Dhaka, Bangladesh (BBN)– The inter-bank call money rate remained almost stable on Monday, the last working day before the Eid vacation, despite big rush for withdrawal of cash from the banks.

The call money rate ranged from 4.50 per cent to 5.0 per cent on the day against the previous rate between 4.25 per cent and 5.0 per cent, according to the market operators.

However, the weighted average rate (WAR) on call money rose to 4.59 per cent on Thursday from 4.55 per cent of the previous working day, the central bank’s latest statistics showed.

The call money rate ranged from 2.0 per cent to 5.0 per cent on June 14 last calendar year, the last working day before the Eid against the previous rate of between 1.80 per cent and 5.0 per cent.

Most of the deals were settled at rates varying between 2.50 per cent and 4.50 per cent, according to the BBN Data.

Senior bankers, however, said available liquidity helped keep the money market stable despite higher pre-Eid withdrawal of cash from the banks.

The central bank has continued to inject funds into the market through repo auction and assured liquidity support (ALS) to the banks to keep the market stable ahead of Eid.

As part of the move, the BB injected fresh fund amounting to more than BDT 269.24 billion into the market in the form of repo and ALS on Monday in line with the banks’ requirements.

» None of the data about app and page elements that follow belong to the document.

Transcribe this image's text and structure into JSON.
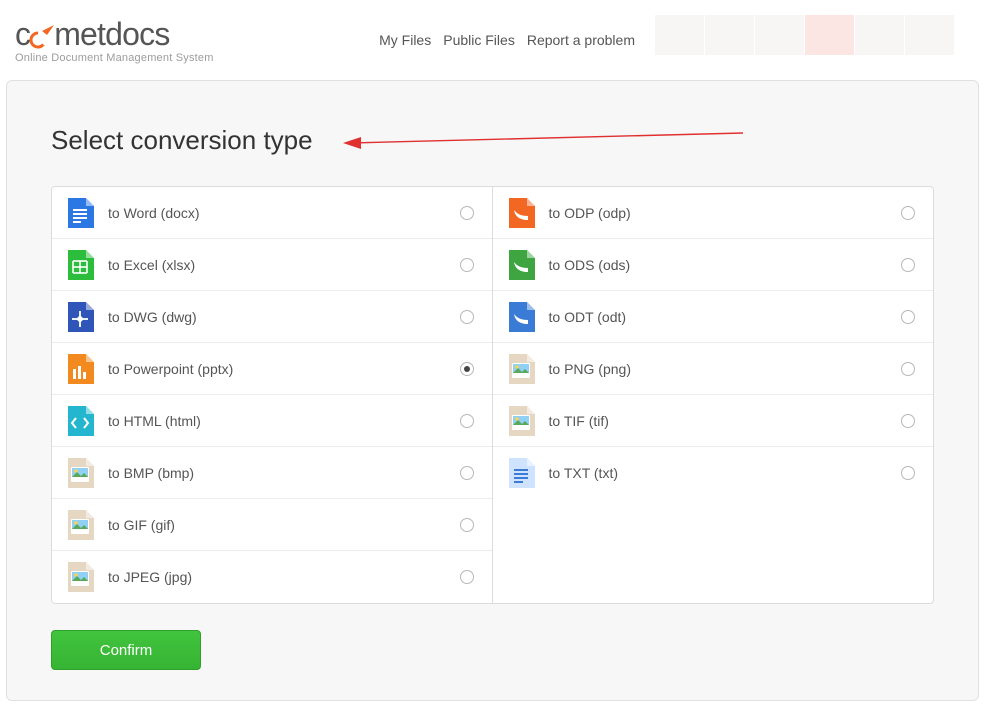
{
  "logo": {
    "word": "cometdocs",
    "tagline": "Online Document Management System"
  },
  "nav": {
    "items": [
      "My Files",
      "Public Files",
      "Report a problem"
    ]
  },
  "panel": {
    "title": "Select conversion type",
    "confirm": "Confirm"
  },
  "options": {
    "left": [
      {
        "id": "to-word",
        "label": "to Word (docx)",
        "icon": "word",
        "color": "#2b78e4",
        "selected": false
      },
      {
        "id": "to-excel",
        "label": "to Excel (xlsx)",
        "icon": "excel",
        "color": "#2bbd3b",
        "selected": false
      },
      {
        "id": "to-dwg",
        "label": "to DWG (dwg)",
        "icon": "dwg",
        "color": "#2f55b8",
        "selected": false
      },
      {
        "id": "to-ppt",
        "label": "to Powerpoint (pptx)",
        "icon": "ppt",
        "color": "#f28a1f",
        "selected": true
      },
      {
        "id": "to-html",
        "label": "to HTML (html)",
        "icon": "html",
        "color": "#24b6cf",
        "selected": false
      },
      {
        "id": "to-bmp",
        "label": "to BMP (bmp)",
        "icon": "img",
        "color": "#e6d7c3",
        "selected": false
      },
      {
        "id": "to-gif",
        "label": "to GIF (gif)",
        "icon": "img",
        "color": "#e6d7c3",
        "selected": false
      },
      {
        "id": "to-jpeg",
        "label": "to JPEG (jpg)",
        "icon": "img",
        "color": "#e6d7c3",
        "selected": false
      }
    ],
    "right": [
      {
        "id": "to-odp",
        "label": "to ODP (odp)",
        "icon": "odp",
        "color": "#f26822",
        "selected": false
      },
      {
        "id": "to-ods",
        "label": "to ODS (ods)",
        "icon": "odp",
        "color": "#3fa540",
        "selected": false
      },
      {
        "id": "to-odt",
        "label": "to ODT (odt)",
        "icon": "odp",
        "color": "#3a7bd5",
        "selected": false
      },
      {
        "id": "to-png",
        "label": "to PNG (png)",
        "icon": "img",
        "color": "#e6d7c3",
        "selected": false
      },
      {
        "id": "to-tif",
        "label": "to TIF (tif)",
        "icon": "img",
        "color": "#e6d7c3",
        "selected": false
      },
      {
        "id": "to-txt",
        "label": "to TXT (txt)",
        "icon": "txt",
        "color": "#cfe3ff",
        "selected": false
      }
    ]
  }
}
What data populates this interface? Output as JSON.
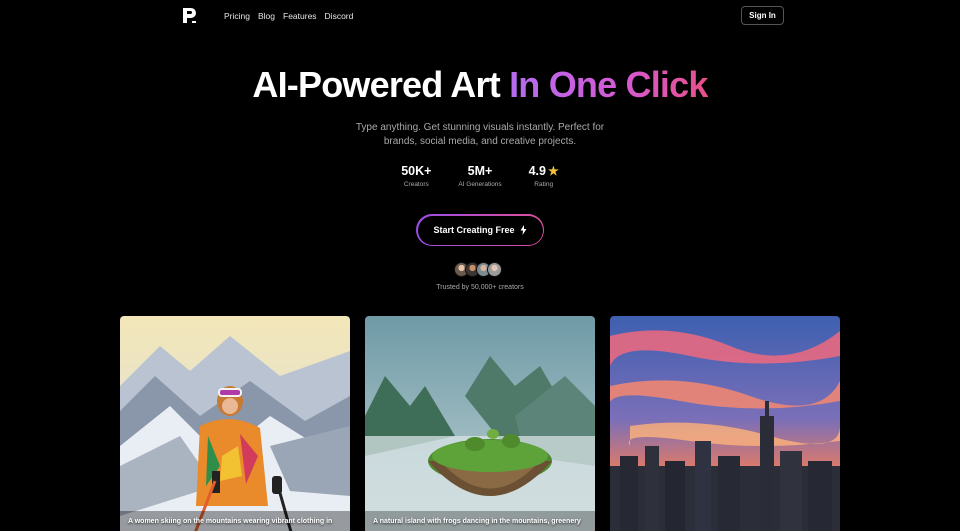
{
  "nav": {
    "links": [
      "Pricing",
      "Blog",
      "Features",
      "Discord"
    ],
    "signin_label": "Sign In"
  },
  "hero": {
    "title_plain": "AI-Powered Art",
    "title_gradient": "In One Click",
    "subtitle": "Type anything. Get stunning visuals instantly. Perfect for brands, social media, and creative projects."
  },
  "stats": [
    {
      "value": "50K+",
      "label": "Creators"
    },
    {
      "value": "5M+",
      "label": "AI Generations"
    },
    {
      "value": "4.9",
      "label": "Rating",
      "icon": "star-icon"
    }
  ],
  "cta": {
    "label": "Start Creating Free",
    "icon": "lightning-bolt-icon"
  },
  "social_proof": {
    "text": "Trusted by 50,000+ creators",
    "avatar_count": 4
  },
  "gallery": [
    {
      "caption": "A women skiing on the mountains wearing vibrant clothing in"
    },
    {
      "caption": "A natural island with frogs dancing in the mountains, greenery"
    },
    {
      "caption": ""
    }
  ],
  "colors": {
    "background": "#000000",
    "gradient_start": "#b46cf0",
    "gradient_end": "#e8508a",
    "star": "#f3c13a"
  }
}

Earlier on Thursday, the central bank also injected BDT 230 billion into the market in the form of repo and ALS on the same grounds.

Few number of banks that have no excess securities after maintaining SLR with the central bank faced difficulty to manage their funds ahead of the Eid.

“We did not collect required fund in the last hours on Monday despite offering higher rates on short-term deposit to other banks,” a senior official of the commercial bank tolled the BBN in Dhaka on Tuesday morning.

Actually, overall turnover in the inter-bank call money market maintained a decreasing trend in the last couple of days as some banks were reluctant to lend their excesses fund to other banks through call money market mainly due to lower interest rates.

The banks prefer to invest their fund in other forms including deposit to other cash-hungry banks instead of call money market, according to market insiders.

The volume of overall transactions in the market came down to BDT 47.14 billion on Thursday from BDT 69.54 billion of the previous day. It was BDT 71.74 billion on May 28.

Normally, such a short-term borrowing normally gets increased before festivals as demand for cash grows.

Most of the bank branches in Motijheel, Dilkusha and other commercial areas of the capital saw people queue up for withdrawing money.

Different initiatives including injection of fund by the central bank into the market have helped keep the market stable ahead of Eid, they added.

As part of the moves, the government had released the 4th installment of cash incentives amounting to BDT 11.19 billion for disbursement among major exporters for the fiscal year (FY) 2018-19.

The fund will be distributed among the exporters for the period of April-June, 2019.

Besides, a significant amount of fund the government released for the implementation of annual development programme has already been disbursed.

The central bank has already devolved a substantial amount of fund by itself, which also helped push up money supply in the market, according to the insiders.

They also said inter-bank repo market was also active ahead of the Eid vacation.

The amount of turnover crossed BDT 20 billion in the inter-bank repo market in the last couple of days to meet growing demand for liquidity ahead of the Eid.

The overall turnover rose to BDT 23.60 billion on Wednesday from BDT 18.93 billion of the previous working day, according to the Bangladesh Bank (BB) data.

The insiders also predicted that the existing trend in the market may continue this month but pressure on the money market may rise in the month of July ahead of Eid-ul-Azha.

On the other hand, pressure on cash withdrawal from the banks is easing gradually as the use of credit and debit cards, referred to as plastic money, is increasing in Bangladesh, according to the bankers.

A good number of people are now connected with mobile financial services, agent banking and e-banking that reduces the tendency of holding cash money to their wallets, they explained.